ABORTION EXCRUCIATINGLY PAINFUL TO UNBORN -- (House of Representatives - May 20, 2004)
The SPEAKER pro tempore. Under a previous order of the House, the gentleman from New Jersey (Mr. Smith) is recognized for 5 minutes.
Mr. Smith of New Jersey. Mr. Speaker, abortion is excruciatingly painful to unborn children. It hurts. It hurts the children.
In expert testimony provided to the Northern District of the U.S. District Court in California on April 15, during the partial birth abortion trials, Dr. Sunny Anand, Director of the Pain Neurobiology Laboratory at Arkansas Children's Hospital Research Institute, explained, "The human fetus possesses the ability to experience pain from 20 weeks of gestation, if not earlier, and the pain perceived by a fetus is possibly more intense than that perceived by term newborns or older children."
Dr. Anand further describes before the court that the "highest density of pain receptors per square inch of skin in human development occurs in utero," while still in the womb, "from 20 to 30 weeks gestation. During this period, the epidermis is still very thin, leaving nerve fibers closer to the surface of the skin than in older neonates and adults."
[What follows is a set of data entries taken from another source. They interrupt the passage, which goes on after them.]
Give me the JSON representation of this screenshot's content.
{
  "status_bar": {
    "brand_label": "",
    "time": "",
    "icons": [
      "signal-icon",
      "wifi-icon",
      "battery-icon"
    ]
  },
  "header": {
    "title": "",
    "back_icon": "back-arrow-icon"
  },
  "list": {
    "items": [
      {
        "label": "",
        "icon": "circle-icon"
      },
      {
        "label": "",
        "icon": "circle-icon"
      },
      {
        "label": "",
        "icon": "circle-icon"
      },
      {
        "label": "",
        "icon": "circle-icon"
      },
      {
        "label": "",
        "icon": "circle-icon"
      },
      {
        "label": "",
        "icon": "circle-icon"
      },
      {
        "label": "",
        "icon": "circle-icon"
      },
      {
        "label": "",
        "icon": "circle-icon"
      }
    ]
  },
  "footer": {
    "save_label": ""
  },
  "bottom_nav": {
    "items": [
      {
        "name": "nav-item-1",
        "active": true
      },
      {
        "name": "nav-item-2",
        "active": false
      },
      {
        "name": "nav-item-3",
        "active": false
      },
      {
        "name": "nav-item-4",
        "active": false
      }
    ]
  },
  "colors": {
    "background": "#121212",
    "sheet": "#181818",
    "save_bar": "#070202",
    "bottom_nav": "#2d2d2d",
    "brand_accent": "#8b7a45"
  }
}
He went on to explain that the pain inhibitory mechanisms, in other words fibers which dampen and modulate the experience of pain, do not begin to develop until 32 to 34 weeks of gestation. Thus, Dr. Anand concludes, a fetus 20 to 32 weeks of gestation would experience a much more intense pain than older infants or children or adults when these groups are subjected to similar types of injury.
Dr. Anand points out on the question of fetal consciousness that more than 3 decades of research show that preterm infants are actively perceiving, learning and organizing information, and are constantly striving to regulate themselves, their environment and their experiences. All preterm infants actively approach and favor experiences that are developmentally supporting and actively avoiding experiences that are disruptive.
So, today, Mr. Speaker, Senator Brownback and I have introduced legislation. In the House it is H.R. 4420, the Unborn Child Pain Awareness Act. This bipartisan piece of legislation, which now has over two dozen House sponsors and 22 Senate sponsors, would require that those performing abortions at or beyond 20 weeks gestation provide the mother with certain information regarding the capacity of the unborn child to experience pain during the abortion and offer the mother the option of having pain-reducing drugs administered directly to the unborn child to reduce the baby's pain.
Mr. Speaker, before an abortion involving a pain-capable child begins, the abortionist would have to provide the woman with an oral statement at this stage of development of the unborn child, saying that the child has physical structures to feel pain and that the abortion would likely cause pain to the unborn child.
The bill ensures that the mother has the option of choosing to have anesthesia administered directly to the unborn child if she so desires in order to reduce or to eliminate and mitigate that pain.
Mr. Speaker, the recent partial-birth abortion trials have shattered, hopefully forever, the myth, the big lie, that somehow the unborn child does not feel pain during an abortion. The pro-abortion lobby has spread that. Finally, that myth has been shattered. Even the American Civil Liberties Union, Mr. Speaker, the ACLU, has conceded that unborn children feel pain during an abortion. In a February motion to exclude evidence regarding fetal pain in the partial-birth abortion ban trials, the ACLU went so far as to argue that testimony on fetal pain in relation to partial-birth abortion was irrelevant because they said the dilation-and-evacuation method of abortion, involving dismemberment, is more painful than a partial-birth abortion.
So the question, Mr. Speaker, is clearly not whether or not unborn children feel pain during the commission of this act of violence, perfectly legal, a D&E, as they call it, method of abortion, but how much do the children feel. There is growing evidence, Mr. Speaker, to suggest that children feel a frightening amount of pain during these abortion procedures. I agree with the ACLU when they make that statement as they did before the court.
Let me just remind my colleagues, the D&E method of abortion as used in most second-trimester abortions involves the abortionist grasping the unborn child's body parts, various parts, arms, legs, torso with a long-toothed clamp. The fetal body parts are then torn off the body and pulled out of the mother piecemeal. It is an act of dismemberment. It is a despicable act. It is a violent act. It is an act of violence.
It takes about 30 minutes for this act of violence, again perfectly legal, allowed by Roe v. Wade, to occur. During those 30 minutes, this child suffers immensely. I would remind my colleagues that Congress requires that pain be mitigated when livestock are slaughtered, not so when an unborn child is slaughtered. I would ask Members to take a good, strong look at this legislation and hopefully cosponsor it and get this bill to the floor so that we can vote on it.
Let me just finally say to my colleagues, there was a Zogby poll recently on the question, do you support laws requiring that women who are 20 weeks or more along in their pregnancy be given information about fetal pain before having an abortion? Seventy-seven percent of the people said yes. Only 16 percent disagreed. We should not be killing these children, Mr. Speaker, but they should at least not have to suffer such excruciating pain. I urge passage as soon as possible of this legislation.